--- Provided records ---
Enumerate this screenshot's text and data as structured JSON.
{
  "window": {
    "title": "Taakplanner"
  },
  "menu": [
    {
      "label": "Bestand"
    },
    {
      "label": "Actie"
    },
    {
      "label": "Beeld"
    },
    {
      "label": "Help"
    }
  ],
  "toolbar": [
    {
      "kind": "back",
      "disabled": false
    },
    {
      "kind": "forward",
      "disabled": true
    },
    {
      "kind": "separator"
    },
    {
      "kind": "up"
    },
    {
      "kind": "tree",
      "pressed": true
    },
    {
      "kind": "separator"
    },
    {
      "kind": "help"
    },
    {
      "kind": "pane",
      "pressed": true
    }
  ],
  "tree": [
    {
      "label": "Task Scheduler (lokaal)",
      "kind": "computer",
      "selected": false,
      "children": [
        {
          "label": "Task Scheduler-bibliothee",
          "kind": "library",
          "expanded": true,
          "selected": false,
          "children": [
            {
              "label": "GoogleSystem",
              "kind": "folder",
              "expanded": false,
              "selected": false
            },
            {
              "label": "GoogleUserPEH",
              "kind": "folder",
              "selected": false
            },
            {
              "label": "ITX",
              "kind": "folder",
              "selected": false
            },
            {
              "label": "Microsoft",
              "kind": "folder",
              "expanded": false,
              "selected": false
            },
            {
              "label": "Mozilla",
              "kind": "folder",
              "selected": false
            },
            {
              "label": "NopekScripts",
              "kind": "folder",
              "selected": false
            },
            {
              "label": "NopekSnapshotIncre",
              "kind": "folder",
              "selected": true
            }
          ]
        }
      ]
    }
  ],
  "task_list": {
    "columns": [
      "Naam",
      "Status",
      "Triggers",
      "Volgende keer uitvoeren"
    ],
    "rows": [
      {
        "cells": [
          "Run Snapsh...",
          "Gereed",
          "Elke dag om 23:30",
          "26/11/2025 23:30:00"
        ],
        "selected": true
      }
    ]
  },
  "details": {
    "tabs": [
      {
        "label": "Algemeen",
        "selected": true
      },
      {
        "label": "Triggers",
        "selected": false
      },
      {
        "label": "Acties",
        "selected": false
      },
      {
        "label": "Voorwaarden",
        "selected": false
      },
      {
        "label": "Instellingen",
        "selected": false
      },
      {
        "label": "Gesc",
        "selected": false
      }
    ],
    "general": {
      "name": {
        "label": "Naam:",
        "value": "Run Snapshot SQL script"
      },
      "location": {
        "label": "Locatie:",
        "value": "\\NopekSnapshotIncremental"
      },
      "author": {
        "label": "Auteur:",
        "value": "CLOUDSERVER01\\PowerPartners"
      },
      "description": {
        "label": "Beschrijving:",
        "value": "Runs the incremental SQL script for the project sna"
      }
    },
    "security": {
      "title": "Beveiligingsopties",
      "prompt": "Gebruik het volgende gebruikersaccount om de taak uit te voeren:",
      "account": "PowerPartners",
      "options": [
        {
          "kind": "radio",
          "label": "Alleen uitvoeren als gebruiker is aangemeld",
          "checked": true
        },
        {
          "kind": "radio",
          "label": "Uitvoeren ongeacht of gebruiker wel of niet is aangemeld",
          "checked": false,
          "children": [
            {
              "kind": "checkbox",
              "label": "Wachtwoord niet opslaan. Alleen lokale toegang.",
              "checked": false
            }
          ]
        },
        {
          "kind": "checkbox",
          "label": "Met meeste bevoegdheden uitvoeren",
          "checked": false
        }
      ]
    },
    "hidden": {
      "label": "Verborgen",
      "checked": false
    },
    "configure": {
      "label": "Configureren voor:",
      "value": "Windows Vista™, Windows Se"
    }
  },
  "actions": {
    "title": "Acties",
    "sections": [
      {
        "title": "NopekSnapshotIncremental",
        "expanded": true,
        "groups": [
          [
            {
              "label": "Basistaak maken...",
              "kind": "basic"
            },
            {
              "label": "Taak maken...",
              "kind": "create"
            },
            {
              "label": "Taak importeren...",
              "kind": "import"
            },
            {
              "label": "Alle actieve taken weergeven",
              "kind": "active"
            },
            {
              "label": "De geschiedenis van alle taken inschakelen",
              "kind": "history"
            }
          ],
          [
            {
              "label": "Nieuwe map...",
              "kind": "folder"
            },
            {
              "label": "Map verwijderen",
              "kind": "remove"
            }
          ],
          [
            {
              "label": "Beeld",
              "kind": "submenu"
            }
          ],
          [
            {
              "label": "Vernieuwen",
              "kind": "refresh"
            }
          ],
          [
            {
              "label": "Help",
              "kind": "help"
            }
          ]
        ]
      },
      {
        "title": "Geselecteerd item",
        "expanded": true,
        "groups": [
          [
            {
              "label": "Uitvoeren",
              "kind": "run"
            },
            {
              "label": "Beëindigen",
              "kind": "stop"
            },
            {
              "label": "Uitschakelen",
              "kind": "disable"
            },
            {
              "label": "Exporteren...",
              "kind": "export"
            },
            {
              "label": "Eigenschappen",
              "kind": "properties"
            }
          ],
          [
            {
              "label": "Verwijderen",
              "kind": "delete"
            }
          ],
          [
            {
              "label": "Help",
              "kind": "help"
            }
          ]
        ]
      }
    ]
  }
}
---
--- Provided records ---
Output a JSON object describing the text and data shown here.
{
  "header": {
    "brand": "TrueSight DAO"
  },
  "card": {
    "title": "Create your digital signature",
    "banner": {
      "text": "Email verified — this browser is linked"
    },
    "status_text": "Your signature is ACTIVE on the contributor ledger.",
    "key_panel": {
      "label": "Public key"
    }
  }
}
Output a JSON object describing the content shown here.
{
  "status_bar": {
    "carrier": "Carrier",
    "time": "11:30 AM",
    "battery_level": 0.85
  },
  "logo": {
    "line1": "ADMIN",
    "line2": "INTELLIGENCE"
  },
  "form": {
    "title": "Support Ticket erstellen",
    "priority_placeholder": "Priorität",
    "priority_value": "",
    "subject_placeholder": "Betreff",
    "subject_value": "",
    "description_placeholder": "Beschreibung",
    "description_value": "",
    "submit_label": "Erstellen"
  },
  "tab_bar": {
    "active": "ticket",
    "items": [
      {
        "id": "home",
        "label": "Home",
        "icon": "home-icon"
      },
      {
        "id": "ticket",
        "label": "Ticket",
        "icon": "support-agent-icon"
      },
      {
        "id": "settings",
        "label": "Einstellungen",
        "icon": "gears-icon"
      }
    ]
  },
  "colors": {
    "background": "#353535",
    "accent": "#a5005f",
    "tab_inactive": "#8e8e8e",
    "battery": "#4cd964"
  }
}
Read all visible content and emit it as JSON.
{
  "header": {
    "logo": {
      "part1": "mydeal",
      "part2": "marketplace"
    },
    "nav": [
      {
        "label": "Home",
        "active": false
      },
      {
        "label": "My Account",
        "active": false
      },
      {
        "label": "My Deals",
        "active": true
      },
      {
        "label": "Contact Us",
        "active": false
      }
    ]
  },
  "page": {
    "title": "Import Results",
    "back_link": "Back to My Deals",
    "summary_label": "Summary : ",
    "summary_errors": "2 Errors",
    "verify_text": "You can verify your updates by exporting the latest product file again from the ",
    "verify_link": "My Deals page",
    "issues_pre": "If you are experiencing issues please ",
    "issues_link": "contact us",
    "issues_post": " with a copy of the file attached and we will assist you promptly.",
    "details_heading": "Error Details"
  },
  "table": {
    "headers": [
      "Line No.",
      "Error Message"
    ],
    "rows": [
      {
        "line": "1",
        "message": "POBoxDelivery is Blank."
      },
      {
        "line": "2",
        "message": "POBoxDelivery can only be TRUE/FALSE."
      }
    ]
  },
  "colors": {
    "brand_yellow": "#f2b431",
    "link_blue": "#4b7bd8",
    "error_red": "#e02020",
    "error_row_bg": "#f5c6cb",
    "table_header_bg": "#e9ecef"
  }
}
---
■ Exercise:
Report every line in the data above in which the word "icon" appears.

■ Answer section:
        "icon": "home-icon"
        "icon": "support-agent-icon"
        "icon": "gears-icon"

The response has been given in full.